> EXERCISE:
Look through the records below and collect all lines that hold the string "Lütfen".

> THE INPUT:
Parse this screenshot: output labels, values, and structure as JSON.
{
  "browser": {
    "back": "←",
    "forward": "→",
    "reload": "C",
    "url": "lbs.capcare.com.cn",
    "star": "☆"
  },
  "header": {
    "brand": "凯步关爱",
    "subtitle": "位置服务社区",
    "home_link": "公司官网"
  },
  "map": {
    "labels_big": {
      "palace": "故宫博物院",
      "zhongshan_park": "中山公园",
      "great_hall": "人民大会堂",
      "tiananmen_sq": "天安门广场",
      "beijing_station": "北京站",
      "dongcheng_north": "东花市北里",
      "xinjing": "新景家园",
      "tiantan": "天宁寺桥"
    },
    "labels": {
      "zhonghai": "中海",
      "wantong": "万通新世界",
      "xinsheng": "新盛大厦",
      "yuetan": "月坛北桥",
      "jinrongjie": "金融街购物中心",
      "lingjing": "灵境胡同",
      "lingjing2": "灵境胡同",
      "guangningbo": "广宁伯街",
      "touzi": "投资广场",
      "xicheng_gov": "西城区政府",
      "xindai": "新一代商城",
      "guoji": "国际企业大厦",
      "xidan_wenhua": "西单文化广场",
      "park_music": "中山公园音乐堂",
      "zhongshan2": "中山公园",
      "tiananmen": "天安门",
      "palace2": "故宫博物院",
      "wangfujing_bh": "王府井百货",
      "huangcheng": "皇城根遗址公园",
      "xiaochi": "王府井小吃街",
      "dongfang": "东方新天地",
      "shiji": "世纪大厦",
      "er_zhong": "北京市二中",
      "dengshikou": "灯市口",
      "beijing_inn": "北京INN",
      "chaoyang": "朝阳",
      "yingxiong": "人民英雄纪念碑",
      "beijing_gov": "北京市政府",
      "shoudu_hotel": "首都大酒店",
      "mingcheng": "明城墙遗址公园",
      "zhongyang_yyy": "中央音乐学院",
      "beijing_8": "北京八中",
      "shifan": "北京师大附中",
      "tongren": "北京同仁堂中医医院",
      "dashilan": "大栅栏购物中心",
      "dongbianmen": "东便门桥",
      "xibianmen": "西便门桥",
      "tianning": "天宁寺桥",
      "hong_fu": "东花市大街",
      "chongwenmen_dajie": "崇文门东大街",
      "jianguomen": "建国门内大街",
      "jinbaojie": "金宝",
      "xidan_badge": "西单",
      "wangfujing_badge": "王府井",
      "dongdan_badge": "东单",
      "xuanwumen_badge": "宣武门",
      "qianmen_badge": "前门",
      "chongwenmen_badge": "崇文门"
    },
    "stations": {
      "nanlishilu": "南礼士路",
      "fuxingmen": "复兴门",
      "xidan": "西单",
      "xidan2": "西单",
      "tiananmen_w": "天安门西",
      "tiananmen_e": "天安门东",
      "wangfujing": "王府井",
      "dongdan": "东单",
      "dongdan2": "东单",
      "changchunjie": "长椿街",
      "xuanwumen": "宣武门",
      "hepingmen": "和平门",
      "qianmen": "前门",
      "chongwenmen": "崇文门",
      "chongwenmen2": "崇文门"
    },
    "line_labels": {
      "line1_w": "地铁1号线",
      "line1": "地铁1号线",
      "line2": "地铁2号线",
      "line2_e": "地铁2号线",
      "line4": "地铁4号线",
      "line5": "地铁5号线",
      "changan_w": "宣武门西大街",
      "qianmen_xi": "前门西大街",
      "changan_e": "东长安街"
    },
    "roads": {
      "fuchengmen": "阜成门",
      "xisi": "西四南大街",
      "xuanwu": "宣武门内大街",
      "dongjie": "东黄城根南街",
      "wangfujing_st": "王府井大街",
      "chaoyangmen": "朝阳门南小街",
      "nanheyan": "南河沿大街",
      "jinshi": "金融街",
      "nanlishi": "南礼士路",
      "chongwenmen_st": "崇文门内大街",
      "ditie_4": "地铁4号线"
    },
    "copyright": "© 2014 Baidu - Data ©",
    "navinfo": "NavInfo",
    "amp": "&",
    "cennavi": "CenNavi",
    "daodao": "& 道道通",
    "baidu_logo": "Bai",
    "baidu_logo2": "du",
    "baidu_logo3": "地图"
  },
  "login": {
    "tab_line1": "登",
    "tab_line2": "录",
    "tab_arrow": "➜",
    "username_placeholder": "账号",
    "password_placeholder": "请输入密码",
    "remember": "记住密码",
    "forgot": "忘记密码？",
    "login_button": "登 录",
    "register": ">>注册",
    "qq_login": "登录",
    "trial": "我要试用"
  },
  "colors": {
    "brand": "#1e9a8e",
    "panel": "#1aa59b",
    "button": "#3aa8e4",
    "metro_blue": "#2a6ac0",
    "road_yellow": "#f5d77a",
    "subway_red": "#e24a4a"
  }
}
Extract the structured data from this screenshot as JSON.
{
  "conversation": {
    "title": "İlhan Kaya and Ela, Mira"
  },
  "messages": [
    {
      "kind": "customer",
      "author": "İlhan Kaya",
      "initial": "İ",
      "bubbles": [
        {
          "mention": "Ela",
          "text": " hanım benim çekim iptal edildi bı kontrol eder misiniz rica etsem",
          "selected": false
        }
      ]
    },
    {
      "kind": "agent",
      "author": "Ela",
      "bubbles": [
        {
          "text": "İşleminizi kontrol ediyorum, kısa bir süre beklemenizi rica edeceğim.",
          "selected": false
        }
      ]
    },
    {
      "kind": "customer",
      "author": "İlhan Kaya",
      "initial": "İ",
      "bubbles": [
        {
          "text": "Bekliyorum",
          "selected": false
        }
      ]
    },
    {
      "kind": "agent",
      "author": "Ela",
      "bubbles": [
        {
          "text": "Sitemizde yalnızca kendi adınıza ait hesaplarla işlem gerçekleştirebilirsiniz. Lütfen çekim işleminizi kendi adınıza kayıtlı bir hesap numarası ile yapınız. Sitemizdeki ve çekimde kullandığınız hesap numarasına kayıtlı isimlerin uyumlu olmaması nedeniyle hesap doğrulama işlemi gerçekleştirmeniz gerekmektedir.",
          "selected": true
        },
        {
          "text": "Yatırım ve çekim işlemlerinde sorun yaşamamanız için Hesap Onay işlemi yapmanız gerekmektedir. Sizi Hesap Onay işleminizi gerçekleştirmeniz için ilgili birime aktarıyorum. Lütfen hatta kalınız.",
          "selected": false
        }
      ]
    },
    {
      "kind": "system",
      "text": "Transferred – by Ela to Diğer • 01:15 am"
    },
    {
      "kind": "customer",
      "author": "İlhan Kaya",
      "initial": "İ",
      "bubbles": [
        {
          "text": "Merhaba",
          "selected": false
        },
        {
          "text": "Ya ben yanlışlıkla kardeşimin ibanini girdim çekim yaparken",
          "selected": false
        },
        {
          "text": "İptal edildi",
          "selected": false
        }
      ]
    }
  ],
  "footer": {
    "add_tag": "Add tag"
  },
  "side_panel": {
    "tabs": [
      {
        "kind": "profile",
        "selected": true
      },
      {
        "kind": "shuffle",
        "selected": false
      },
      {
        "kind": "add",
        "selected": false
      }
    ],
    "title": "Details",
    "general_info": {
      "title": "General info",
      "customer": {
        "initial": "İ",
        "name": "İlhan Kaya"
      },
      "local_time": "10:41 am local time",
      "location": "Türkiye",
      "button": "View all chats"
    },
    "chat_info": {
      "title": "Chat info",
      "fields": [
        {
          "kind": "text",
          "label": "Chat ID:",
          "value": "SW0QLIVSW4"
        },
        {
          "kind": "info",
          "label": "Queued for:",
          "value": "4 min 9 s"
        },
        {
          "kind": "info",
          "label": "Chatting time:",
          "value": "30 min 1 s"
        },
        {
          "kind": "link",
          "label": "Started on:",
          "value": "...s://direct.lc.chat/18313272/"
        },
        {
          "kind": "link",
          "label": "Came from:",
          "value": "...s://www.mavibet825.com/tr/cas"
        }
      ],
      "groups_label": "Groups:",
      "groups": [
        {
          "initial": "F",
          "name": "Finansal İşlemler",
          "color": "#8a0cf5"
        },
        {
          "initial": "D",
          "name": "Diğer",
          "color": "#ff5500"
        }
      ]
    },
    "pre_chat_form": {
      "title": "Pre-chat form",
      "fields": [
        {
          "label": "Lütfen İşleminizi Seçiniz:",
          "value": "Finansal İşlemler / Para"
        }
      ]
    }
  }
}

> RESPONSE AREA:
          "text": "Sitemizde yalnızca kendi adınıza ait hesaplarla işlem gerçekleştirebilirsiniz. Lütfen çekim işleminizi kendi adınıza kayıtlı bir hesap numarası ile yapınız. Sitemizdeki ve çekimde kullandığınız hesap numarasına kayıtlı isimlerin uyumlu olmaması nedeniyle hesap doğrulama işlemi gerçekleştirmeniz gerekmektedir.",
          "text": "Yatırım ve çekim işlemlerinde sorun yaşamamanız için Hesap Onay işlemi yapmanız gerekmektedir. Sizi Hesap Onay işleminizi gerçekleştirmeniz için ilgili birime aktarıyorum. Lütfen hatta kalınız.",
          "label": "Lütfen İşleminizi Seçiniz:",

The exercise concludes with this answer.